[[ Materials provided, beginning ]]

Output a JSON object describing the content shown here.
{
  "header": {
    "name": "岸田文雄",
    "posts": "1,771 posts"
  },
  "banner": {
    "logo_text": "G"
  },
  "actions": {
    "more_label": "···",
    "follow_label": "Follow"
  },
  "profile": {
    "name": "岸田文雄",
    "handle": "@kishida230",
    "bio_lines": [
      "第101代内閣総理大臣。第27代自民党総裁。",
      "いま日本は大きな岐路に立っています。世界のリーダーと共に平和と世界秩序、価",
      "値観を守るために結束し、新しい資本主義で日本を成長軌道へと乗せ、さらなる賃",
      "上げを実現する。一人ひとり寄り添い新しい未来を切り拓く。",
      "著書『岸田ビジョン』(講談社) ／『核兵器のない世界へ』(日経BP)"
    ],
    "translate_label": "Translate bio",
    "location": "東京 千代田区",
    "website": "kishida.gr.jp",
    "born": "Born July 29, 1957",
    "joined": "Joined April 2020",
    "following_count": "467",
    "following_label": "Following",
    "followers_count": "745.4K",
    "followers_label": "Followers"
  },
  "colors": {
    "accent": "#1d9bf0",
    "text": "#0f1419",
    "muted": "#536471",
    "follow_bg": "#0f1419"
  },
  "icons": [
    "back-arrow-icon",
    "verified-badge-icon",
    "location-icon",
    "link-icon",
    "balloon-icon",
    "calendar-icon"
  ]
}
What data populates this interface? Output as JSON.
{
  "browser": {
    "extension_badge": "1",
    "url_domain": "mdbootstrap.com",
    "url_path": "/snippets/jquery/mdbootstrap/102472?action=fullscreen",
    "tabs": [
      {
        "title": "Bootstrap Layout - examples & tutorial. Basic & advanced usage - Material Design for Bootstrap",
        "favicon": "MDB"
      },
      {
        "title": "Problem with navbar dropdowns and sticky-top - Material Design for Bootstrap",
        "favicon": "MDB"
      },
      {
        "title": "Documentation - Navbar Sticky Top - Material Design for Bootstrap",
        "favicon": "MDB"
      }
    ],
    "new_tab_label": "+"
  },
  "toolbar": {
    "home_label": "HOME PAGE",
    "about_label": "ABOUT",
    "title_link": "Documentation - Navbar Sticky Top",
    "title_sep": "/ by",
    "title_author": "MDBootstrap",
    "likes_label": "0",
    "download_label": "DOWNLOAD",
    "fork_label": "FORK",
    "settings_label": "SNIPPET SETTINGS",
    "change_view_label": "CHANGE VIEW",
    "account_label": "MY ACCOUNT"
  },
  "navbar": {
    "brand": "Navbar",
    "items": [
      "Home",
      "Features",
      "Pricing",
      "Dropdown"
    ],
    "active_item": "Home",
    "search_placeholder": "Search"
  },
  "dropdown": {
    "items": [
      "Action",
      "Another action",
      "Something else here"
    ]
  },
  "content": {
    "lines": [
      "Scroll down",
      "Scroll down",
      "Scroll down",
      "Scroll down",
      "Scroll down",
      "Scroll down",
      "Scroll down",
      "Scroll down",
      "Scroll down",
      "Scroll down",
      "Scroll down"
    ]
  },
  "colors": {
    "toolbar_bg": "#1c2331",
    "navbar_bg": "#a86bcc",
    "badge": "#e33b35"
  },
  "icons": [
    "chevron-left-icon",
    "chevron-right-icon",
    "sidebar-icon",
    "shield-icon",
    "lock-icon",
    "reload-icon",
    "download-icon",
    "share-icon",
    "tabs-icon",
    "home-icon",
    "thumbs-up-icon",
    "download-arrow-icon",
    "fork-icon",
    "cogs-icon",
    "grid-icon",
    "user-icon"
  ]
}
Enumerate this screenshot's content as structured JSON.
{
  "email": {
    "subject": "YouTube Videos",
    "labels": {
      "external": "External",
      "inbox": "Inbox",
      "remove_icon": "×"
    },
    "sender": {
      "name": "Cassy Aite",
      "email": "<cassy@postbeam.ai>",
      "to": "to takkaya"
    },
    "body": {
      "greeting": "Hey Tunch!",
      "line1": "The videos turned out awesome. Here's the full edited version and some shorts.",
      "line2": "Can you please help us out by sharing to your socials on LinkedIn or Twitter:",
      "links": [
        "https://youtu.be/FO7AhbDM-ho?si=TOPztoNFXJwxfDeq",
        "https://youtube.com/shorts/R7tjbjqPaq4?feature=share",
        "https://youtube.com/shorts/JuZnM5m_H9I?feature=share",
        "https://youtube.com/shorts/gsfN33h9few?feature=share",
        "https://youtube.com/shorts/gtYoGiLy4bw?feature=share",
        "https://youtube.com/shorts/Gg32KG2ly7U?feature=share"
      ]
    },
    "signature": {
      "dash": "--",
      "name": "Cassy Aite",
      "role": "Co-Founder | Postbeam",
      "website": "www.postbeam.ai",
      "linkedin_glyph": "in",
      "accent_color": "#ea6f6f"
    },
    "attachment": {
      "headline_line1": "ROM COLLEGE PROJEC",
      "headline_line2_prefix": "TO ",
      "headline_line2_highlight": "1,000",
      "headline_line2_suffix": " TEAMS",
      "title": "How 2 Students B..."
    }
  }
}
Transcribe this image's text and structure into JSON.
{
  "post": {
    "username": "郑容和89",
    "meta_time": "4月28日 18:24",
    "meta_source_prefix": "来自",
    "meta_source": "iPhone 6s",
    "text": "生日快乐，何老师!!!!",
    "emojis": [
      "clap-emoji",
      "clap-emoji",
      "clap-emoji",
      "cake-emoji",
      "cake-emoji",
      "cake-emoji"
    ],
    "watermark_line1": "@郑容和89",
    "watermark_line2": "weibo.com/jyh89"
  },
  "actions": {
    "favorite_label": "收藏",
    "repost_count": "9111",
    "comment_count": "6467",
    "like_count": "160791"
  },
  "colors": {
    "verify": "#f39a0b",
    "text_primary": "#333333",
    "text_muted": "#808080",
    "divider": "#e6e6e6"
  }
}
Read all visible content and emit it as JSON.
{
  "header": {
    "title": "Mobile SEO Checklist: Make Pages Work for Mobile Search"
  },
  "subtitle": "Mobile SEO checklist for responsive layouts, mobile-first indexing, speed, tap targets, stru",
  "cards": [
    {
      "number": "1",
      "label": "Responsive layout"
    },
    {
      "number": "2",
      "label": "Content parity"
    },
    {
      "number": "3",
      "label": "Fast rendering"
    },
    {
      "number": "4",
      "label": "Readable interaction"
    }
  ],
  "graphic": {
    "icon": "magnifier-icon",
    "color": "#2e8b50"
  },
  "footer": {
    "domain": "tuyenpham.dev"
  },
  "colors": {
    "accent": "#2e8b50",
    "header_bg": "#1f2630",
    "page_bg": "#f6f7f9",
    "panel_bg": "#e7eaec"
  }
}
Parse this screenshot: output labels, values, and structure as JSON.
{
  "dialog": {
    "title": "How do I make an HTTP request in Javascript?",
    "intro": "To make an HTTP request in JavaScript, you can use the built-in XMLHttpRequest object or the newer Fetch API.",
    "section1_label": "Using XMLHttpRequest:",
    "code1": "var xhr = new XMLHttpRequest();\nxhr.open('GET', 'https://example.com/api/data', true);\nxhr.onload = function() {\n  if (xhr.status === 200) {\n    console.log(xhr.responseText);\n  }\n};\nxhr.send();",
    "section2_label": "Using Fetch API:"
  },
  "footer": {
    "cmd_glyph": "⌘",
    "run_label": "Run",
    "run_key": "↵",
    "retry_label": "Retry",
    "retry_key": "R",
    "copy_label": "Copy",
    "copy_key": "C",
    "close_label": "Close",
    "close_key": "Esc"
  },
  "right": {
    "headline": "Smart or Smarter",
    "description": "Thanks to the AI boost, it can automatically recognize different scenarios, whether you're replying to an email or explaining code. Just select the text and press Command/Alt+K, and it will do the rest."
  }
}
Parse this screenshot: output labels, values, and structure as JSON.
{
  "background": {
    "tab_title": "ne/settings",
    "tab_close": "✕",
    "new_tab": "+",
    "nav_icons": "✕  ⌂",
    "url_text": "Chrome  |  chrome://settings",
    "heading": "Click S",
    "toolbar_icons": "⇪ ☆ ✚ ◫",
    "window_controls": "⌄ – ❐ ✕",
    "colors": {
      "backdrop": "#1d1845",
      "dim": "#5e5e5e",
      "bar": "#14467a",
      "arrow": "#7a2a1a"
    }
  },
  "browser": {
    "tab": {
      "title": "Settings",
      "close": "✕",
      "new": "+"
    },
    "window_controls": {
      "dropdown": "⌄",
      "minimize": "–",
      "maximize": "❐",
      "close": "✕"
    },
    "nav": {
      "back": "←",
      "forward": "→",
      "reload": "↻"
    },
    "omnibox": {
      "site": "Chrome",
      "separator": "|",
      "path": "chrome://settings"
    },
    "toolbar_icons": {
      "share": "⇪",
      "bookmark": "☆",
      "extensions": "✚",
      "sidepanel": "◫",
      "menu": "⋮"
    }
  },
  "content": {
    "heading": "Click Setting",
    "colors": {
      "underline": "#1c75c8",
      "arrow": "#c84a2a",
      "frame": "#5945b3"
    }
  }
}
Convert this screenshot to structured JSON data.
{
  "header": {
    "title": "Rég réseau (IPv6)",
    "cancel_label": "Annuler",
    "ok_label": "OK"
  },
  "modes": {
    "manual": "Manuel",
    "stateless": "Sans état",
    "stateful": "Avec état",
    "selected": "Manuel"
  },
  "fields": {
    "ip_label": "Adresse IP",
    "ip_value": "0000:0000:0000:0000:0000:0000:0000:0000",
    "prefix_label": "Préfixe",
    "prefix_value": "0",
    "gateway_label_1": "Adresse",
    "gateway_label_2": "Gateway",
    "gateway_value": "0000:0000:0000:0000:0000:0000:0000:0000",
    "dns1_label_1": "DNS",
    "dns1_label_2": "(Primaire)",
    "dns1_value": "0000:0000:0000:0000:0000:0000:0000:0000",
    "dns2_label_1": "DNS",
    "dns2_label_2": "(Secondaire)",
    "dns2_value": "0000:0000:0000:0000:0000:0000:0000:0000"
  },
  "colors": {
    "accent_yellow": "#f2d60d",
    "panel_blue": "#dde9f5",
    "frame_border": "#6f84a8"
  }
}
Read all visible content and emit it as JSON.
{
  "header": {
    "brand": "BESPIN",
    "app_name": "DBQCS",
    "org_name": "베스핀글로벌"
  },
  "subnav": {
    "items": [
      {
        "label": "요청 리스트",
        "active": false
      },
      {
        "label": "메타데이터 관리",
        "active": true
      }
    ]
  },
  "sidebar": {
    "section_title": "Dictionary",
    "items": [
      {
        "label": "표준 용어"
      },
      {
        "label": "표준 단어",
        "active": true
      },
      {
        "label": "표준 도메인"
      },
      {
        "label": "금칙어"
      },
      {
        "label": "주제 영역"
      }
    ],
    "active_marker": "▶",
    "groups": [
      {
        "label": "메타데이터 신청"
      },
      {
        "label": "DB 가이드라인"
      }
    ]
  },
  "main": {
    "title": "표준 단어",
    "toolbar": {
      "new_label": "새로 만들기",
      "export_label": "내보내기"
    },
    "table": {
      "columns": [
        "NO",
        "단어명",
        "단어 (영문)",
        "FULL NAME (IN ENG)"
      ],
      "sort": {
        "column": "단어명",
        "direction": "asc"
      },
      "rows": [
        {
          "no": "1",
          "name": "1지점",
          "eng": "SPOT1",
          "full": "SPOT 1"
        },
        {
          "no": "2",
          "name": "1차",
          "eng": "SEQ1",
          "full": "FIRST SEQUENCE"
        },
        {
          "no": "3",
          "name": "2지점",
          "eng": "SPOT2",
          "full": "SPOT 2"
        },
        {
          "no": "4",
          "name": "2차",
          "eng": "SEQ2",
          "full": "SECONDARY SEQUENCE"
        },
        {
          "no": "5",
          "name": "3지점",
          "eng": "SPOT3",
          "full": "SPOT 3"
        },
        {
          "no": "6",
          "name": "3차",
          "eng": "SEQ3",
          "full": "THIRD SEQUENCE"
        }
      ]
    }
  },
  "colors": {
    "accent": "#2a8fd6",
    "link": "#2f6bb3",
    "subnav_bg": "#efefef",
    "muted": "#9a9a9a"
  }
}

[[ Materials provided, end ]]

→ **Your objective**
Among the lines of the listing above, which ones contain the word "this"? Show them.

→ **Exercise answer**
What data populates this interface? Output as JSON.
Enumerate this screenshot's content as structured JSON.
Transcribe this image's text and structure into JSON.
Parse this screenshot: output labels, values, and structure as JSON.
Parse this screenshot: output labels, values, and structure as JSON.
Convert this screenshot to structured JSON data.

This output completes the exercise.